In the interview he said: "the Assad regime [has] killed as many as 10,000 people in order to remain in power, possibly 13,000, according to people I know inside Syria who've come out.

"The Assad regime was running an institution of torture in prisons. Possibly 100,000 people are in prison right now. And this makes Israel look like, you know, a champion of human rights."

Blumenthal ultimately left al-Akhbar news because he "noticed the opinions in favor of Assad had grown more strident on the website". A few years later, he found himself working semi-regularly for that other, Assad-leaning news outlet, Russia Today.

Blumenthal has spent many years producing quality work that has earned him a solid reputation as a leftist "anti-Zionist" writer and commentator, but he did not respond to a request for an interview for this piece.

Think back to the pictures of babies emerging from the rubble in Aleppo.

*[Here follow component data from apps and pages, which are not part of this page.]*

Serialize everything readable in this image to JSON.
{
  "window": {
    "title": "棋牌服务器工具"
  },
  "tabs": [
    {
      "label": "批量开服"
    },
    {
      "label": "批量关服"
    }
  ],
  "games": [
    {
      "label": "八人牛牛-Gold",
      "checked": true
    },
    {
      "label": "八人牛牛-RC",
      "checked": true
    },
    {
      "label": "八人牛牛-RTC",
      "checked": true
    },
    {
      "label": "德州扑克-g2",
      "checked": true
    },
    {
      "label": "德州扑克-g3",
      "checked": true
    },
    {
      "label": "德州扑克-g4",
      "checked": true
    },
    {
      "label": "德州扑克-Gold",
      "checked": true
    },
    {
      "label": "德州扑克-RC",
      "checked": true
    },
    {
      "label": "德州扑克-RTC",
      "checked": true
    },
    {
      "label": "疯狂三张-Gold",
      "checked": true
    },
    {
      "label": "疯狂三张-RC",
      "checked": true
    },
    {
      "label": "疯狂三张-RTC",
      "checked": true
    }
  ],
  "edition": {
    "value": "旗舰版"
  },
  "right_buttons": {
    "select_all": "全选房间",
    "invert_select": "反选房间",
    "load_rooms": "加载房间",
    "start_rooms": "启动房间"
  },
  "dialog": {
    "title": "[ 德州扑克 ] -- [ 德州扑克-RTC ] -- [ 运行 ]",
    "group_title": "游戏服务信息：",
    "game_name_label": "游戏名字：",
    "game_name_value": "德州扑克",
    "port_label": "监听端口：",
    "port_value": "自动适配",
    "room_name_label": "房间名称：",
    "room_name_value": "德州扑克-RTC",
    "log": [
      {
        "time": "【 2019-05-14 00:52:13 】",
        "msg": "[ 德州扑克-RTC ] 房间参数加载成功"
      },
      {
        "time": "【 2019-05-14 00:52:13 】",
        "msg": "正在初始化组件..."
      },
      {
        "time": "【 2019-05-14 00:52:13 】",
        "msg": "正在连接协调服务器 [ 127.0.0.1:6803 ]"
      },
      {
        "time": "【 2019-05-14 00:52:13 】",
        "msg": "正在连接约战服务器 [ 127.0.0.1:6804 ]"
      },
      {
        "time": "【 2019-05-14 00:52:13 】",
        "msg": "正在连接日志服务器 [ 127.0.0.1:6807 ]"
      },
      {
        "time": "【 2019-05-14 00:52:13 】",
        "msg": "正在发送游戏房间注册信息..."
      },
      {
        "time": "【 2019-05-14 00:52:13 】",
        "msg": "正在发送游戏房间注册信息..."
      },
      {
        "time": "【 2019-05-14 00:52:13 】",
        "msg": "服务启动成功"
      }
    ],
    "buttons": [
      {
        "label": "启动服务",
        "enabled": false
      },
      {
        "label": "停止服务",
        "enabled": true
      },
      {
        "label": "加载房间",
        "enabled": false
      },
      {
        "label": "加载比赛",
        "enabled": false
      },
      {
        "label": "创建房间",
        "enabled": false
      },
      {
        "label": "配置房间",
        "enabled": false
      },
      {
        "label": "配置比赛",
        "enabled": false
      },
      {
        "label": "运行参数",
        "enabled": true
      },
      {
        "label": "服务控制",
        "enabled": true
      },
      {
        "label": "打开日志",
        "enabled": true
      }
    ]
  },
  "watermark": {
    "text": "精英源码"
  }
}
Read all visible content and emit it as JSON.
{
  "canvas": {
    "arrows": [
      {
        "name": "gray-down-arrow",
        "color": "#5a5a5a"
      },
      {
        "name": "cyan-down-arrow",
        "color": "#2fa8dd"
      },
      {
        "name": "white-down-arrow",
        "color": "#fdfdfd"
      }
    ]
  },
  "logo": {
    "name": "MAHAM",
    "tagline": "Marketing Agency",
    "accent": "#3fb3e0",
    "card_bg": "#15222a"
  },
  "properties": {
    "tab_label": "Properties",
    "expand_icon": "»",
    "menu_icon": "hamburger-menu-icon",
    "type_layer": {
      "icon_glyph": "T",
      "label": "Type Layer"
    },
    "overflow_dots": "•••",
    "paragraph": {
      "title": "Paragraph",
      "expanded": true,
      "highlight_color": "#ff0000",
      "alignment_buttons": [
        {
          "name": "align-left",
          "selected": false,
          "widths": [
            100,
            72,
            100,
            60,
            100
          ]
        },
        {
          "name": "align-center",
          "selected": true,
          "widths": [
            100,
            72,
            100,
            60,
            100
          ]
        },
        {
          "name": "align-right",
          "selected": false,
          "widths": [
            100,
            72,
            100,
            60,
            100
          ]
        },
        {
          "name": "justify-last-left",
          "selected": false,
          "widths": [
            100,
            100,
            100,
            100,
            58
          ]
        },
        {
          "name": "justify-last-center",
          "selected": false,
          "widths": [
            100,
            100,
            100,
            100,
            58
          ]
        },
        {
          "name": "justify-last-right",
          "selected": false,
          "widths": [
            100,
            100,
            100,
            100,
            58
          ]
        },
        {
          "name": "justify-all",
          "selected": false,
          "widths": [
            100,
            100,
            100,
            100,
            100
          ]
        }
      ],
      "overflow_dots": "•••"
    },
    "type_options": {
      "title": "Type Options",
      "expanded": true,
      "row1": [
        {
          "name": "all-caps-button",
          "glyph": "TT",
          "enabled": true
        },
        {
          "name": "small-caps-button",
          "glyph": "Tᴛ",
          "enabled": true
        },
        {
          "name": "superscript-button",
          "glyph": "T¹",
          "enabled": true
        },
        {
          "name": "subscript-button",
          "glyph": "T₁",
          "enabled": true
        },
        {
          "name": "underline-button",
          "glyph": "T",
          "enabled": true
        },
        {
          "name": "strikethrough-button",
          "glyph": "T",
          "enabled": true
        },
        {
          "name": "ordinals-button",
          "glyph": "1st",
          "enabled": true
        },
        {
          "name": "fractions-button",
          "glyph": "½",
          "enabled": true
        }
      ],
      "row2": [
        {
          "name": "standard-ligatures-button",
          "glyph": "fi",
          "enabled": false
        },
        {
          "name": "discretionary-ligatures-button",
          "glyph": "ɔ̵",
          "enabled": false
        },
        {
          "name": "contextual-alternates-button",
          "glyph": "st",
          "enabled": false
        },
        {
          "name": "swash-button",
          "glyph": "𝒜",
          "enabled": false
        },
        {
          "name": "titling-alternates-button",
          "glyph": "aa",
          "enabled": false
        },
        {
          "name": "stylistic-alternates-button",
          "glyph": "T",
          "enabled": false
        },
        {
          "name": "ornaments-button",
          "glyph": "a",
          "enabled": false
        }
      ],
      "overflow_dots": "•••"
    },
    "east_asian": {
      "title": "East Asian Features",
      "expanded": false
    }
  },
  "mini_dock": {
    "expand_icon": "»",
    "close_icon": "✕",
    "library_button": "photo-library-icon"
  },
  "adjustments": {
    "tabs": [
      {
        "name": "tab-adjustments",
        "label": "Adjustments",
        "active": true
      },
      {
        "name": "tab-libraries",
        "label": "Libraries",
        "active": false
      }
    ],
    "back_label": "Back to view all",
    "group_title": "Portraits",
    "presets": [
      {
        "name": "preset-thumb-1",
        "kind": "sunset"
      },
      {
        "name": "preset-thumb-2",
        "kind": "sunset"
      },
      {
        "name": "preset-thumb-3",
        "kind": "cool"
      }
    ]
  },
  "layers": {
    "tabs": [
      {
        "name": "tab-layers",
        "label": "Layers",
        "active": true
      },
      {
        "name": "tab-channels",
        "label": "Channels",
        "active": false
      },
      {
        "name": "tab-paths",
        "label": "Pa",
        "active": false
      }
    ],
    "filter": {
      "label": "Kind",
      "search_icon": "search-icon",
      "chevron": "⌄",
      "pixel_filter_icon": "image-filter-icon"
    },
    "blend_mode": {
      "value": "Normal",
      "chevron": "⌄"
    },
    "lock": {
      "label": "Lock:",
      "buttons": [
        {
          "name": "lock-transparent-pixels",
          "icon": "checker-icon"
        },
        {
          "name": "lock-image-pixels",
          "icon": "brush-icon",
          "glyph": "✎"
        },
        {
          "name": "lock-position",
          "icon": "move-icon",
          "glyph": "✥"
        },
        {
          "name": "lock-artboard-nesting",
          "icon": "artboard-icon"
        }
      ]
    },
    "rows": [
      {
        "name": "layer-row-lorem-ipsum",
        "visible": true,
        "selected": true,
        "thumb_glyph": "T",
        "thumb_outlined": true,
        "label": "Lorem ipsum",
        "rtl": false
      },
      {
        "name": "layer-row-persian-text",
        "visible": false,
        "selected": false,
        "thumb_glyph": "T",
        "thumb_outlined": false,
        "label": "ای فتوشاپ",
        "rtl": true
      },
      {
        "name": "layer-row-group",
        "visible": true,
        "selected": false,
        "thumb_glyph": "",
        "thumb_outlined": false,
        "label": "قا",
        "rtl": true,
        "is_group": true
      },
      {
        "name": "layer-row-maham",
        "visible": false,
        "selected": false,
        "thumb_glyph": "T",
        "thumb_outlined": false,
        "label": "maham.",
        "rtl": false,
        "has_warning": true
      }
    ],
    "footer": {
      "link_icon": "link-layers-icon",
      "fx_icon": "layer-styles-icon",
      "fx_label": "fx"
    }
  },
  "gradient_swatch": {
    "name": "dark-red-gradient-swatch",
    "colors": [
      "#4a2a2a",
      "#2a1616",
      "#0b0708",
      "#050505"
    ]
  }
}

What makes you angrier? The bombs that killed them or the funding of the people who tried to save them? If you can, side against the paramedics for one second - and you will find yourself on a foundation of shaky logic at best.

A quick scan of social media reveals an undercurrent of frustration and anger at the position.


The Middle East is a region that is sick with war and insecurity. Wars which are propagated by governments and powerful generals, sitting in anonymous and sterile offices, far from the rubble and the dead babies. This is how wars are. This is how they have always been.

Blumenthal chose to divorce himself from this reality by writing this article. He seemingly forgot that there are people who are dying and he chose to focus on the concept of interventionism.

Many, if not all, of us here at The New Arab are also anti-interventionist. But attacking the few people who are actually doing some good on the ground to relieve the suffering of ordinary people in this particular circle of hell is myopic and attention-seeking.

Western military and political intervention has historically been one of the great plagues cursing the Middle East. It is true that the "the West knows best" mentality has caused uncountable strife since before Sykes-Picot through and beyond the days of "shock and awe".  

But the West is not the only threat to peace and justice in the Middle East. And to believe that such a threat comes from a small group of rescuers in White Helmets, working under some of the most challenging conditions, is misguided at best, and calculatingly disingenuous at worst.